Pardon my absence. Four weeks ago, I began my first real job. This means I began waking up at 5:45 a.m. and getting home after 6 p.m. Add in dinner, exercise, laundry, and exhaustion and there’s not much wiggle room to write.
Maybe you’ve recently joined the work world too. In that case, you get how I feel. There’s a mix of job-offer ecstasy, butterflies of transition, and mild horror upon realizing that there’s no syllabus for this course, business casual means you need a new wardrobe, and you’ve got a lot to learn in order to keep up with your seasoned peers.
I haven’t mastered everything yet—just learned how to use the fancy printer this week!—but here are my do’s and don’ts for your first few weeks on the job:
- Get new shoes
Style matters but it’s also important that you can walk in your shoes. Take it from someone who got way too many blisters from her heels on the first day. Bring and apply Band-Aids at the first sign of friction.
- Set multiple alarms
You will never naturally wake up at 5:45 a.m. Set and respect your bedtime.
- Arrive fashionably early
Wardrobes malfunction and oatmeal bubbles over in the microwave. They just do. Give yourself some leeway and ensure you make it prepared and poised to your 8 a.m. by setting out your clothes out and packing your bags the night before.
- Be friendly
The first day is the time to push yourself out of your comfort zone and start developing friendships with the people you work with. Smile and introduce yourself! Invite others to lunch. It will be more awkward if you try to play catch-up later on.
- Ask the dumb, important questions

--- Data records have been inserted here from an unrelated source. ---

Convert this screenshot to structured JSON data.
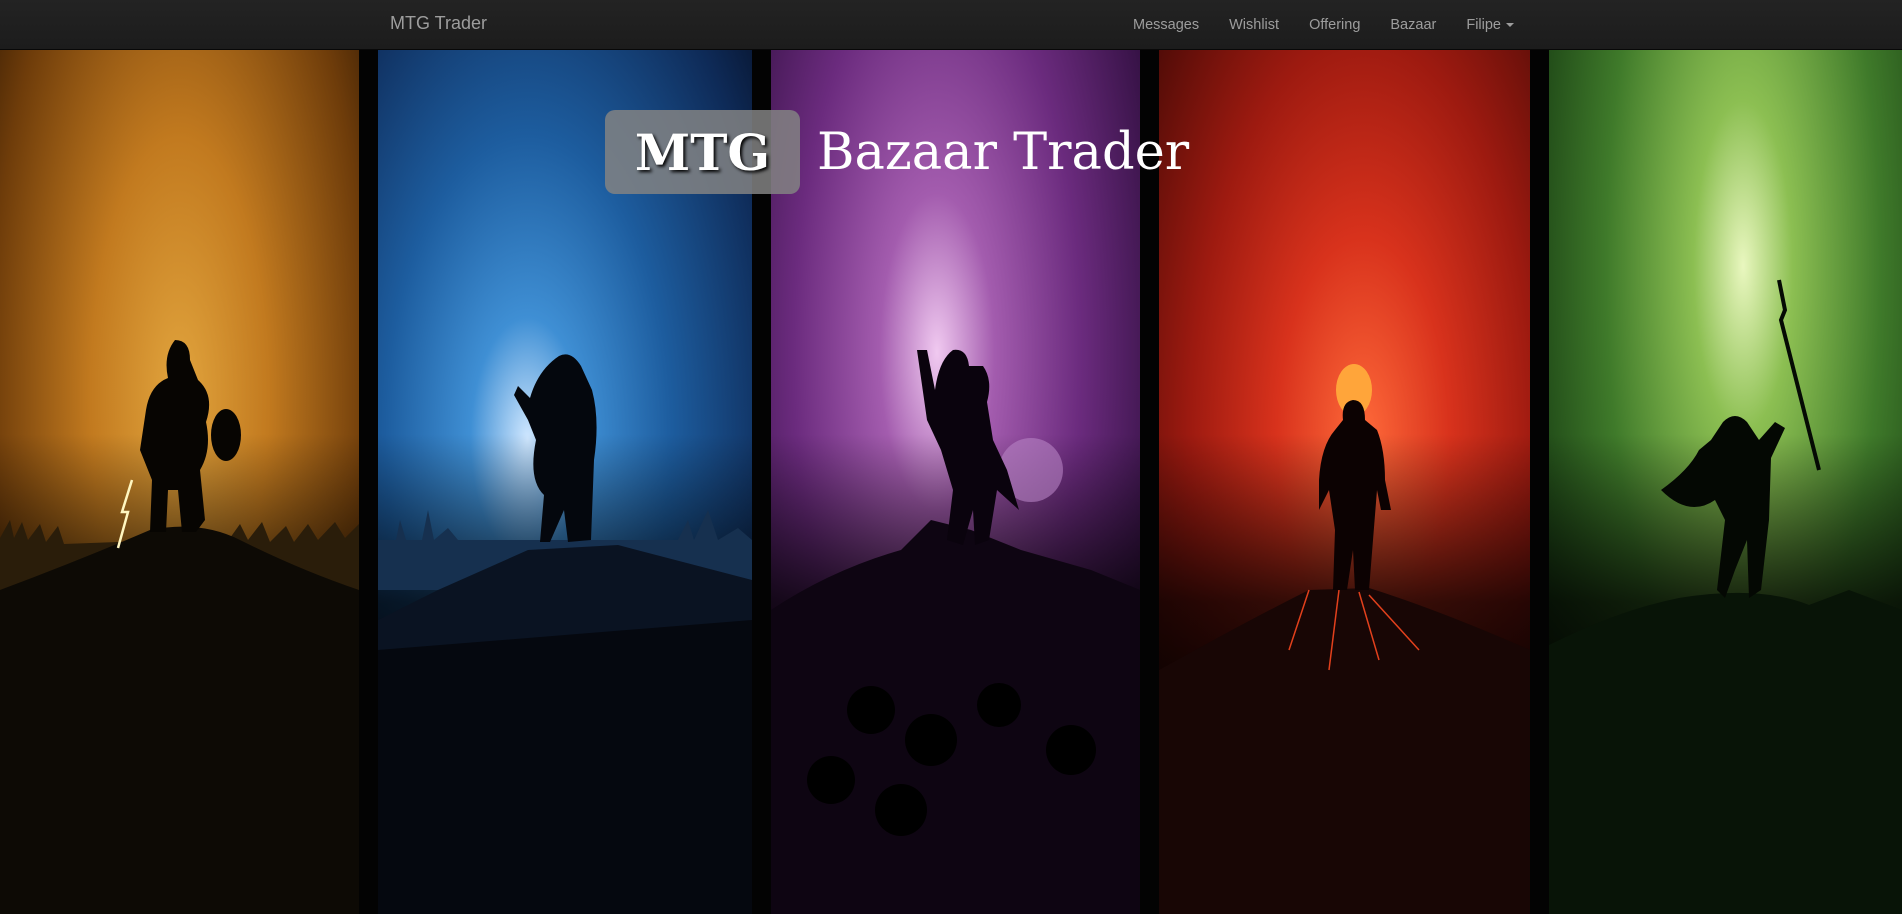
{
  "navbar": {
    "brand": "MTG Trader",
    "items": [
      {
        "label": "Messages"
      },
      {
        "label": "Wishlist"
      },
      {
        "label": "Offering"
      },
      {
        "label": "Bazaar"
      }
    ],
    "user_menu": {
      "label": "Filipe",
      "icon": "caret-down-icon"
    }
  },
  "hero": {
    "badge": "MTG",
    "title": "Bazaar Trader",
    "panels": [
      {
        "color_name": "white",
        "accent": "#e2a53e"
      },
      {
        "color_name": "blue",
        "accent": "#3f8fd4"
      },
      {
        "color_name": "black",
        "accent": "#a35cae"
      },
      {
        "color_name": "red",
        "accent": "#d8321c"
      },
      {
        "color_name": "green",
        "accent": "#8cbf52"
      }
    ]
  }
}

Here are some good ones: Where’s the bathroom? How do I book a meeting room? What about an online meeting room? Where do I empty my desk garbage can? Oh and do you happen to have an org chart? Slightly embarrassing, but crucial to get out of the way while you’re still considered new.
- Own your mistakes

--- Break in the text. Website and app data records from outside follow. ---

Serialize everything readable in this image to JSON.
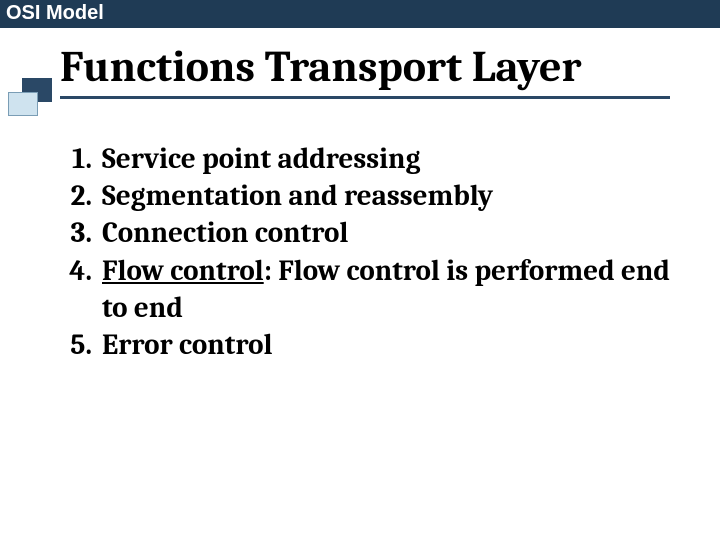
{
  "header": "OSI Model",
  "title": "Functions Transport Layer",
  "items": [
    {
      "text": "Service point addressing"
    },
    {
      "text": "Segmentation and reassembly"
    },
    {
      "text": "Connection control"
    },
    {
      "underlined": "Flow control",
      "rest": ": Flow control is performed end to end"
    },
    {
      "text": "Error control"
    }
  ],
  "colors": {
    "header_bg": "#1f3b55",
    "accent": "#2a4866",
    "icon_light": "#cfe3ef"
  }
}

Rather than hoping they go unnoticed, acknowledge mix-ups and swiftly correct them or integrate them into a more innovative solution.
- Meet with your leader to discuss objectives

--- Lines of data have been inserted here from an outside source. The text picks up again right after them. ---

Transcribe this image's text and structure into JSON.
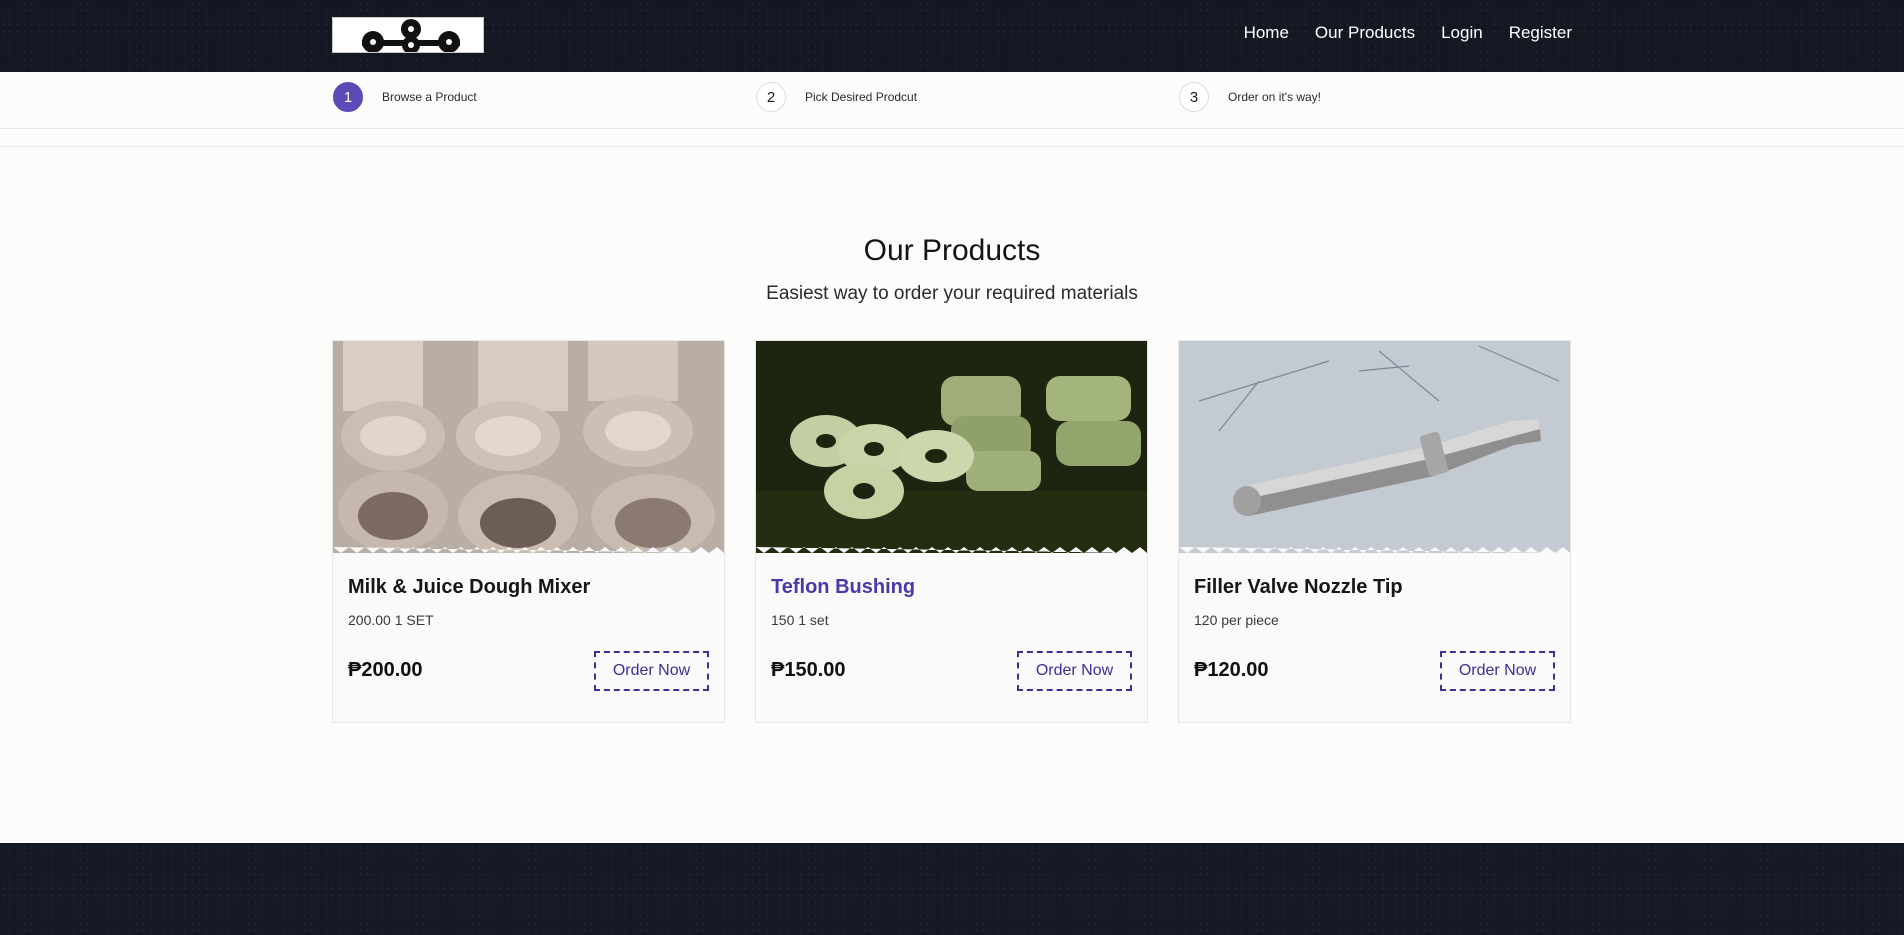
{
  "header": {
    "nav": [
      {
        "label": "Home"
      },
      {
        "label": "Our Products"
      },
      {
        "label": "Login"
      },
      {
        "label": "Register"
      }
    ]
  },
  "steps": [
    {
      "num": "1",
      "label": "Browse a Product",
      "active": true
    },
    {
      "num": "2",
      "label": "Pick Desired Prodcut",
      "active": false
    },
    {
      "num": "3",
      "label": "Order on it's way!",
      "active": false
    }
  ],
  "section": {
    "title": "Our Products",
    "subtitle": "Easiest way to order your required materials"
  },
  "products": [
    {
      "name": "Milk & Juice Dough Mixer",
      "desc": "200.00 1 SET",
      "price": "₱200.00",
      "button": "Order Now"
    },
    {
      "name": "Teflon Bushing",
      "desc": "150 1 set",
      "price": "₱150.00",
      "button": "Order Now"
    },
    {
      "name": "Filler Valve Nozzle Tip",
      "desc": "120 per piece",
      "price": "₱120.00",
      "button": "Order Now"
    }
  ],
  "colors": {
    "header_bg": "#121722",
    "accent": "#5b4ab8",
    "button_border": "#3d2f96",
    "link": "#4a3aa8"
  }
}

You are still learning what the day-to-day of your new role entails, but doing this shows that you are proactive and want to succeed. At the very least, you can talk about upcoming projects, how it’s going so far, discuss your strengths, and get to know one another better.
8. Buy a lunch bag you can walk confidently with
If you can’t rationalize spending $40 on a Vera Bradley lunch bag but also don’t want to look like an intern by carrying the tricked-out kids Superman bag from Target (by far the coolest one there), go for a semi-cute, socially acceptable bag off Amazon.
<< Exhibit A
- Learn to cook chicken
Once you learn how to make chicken tasty and healthy, you can make several pieces at once and put them on top of salads, quinoa, pasta, or veggies. Voila: minimal preparation, tasty, healthy lunches all week long! You’ll get svelte by eating well, and also avoid spending what’s left of your after-tax paycheck.
- Get in a workout groove
I used to think adults who had “no time to exercise” were just lazy, but the struggle is real. My advice: pack your clothes and a snack, and go straight from work. If you can get up to go before work, God bless you.
- Start figuring out your finances
The time has come. Set up your Roth IRA and/or 401K and start contributing now. Compounding interest is your friend! Also begin thinking about what percentage of your income you can give away to church and other charitable causes.
- Be well, wherever you are
Studies show that prolonged sedentary time is associated with negative health outcomes regardless of physical activity outside of work. The more frequently and longer we incorporate light physical activity into our everyday routine, the better, for preserving our health and boosting our productivity. So take advantage of your company’s wellness program in addition to developing your own tactics for being healthy at work. Some suggestions: take the stairs; go for short walks during lunch; request a standing desk; bring an exercise ball to sit on; stand up and stretch for a few minutes each hour. When you do sit, sit up straight and throw in some leg extensions under your desk. Drink water, not coffee, all day long. Get outside during lunch and give your eyes a rest from screens. Eat small, healthy snacks throughout the day. Smile and be positive! Get to know people.
- Put it in perspective
If you’re like me, it can be hard to leave work without finishing everything to the best of your ability. Prioritize the tasks and projects that are most important, and realize perfection isn’t attainable. Your job is part of your life, not your whole life. Tomorrow is another day to get things done. Stay committed to other activities that matter to you and engaged in relationships with friends and family.
- Make the most of traffic
Rather than hating all of the people who are, like you, just trying to get to or from work, listen to Ben Rector’s “Brand New” album. The song “Crazy” will spot-on capture your new life! You might also listen to Christian music, try the free You Version Bible app, or read books on tape via the Audible app or your Kindle on read-out-loud mode.
There’s a lot going on. And change is hard. Thank God for your new opportunity to grow and ask that He will see you through this transition as smoothly as possible. He will help you to do your best in your new role, to glorify Him with the skills and talents He has given you, and above all, to stay calm and confident that He’s right there with you through it all.
Well there you have it: my survival guide for your first few weeks in corporate America. Let me know what you’ve learned from joining the work world as well!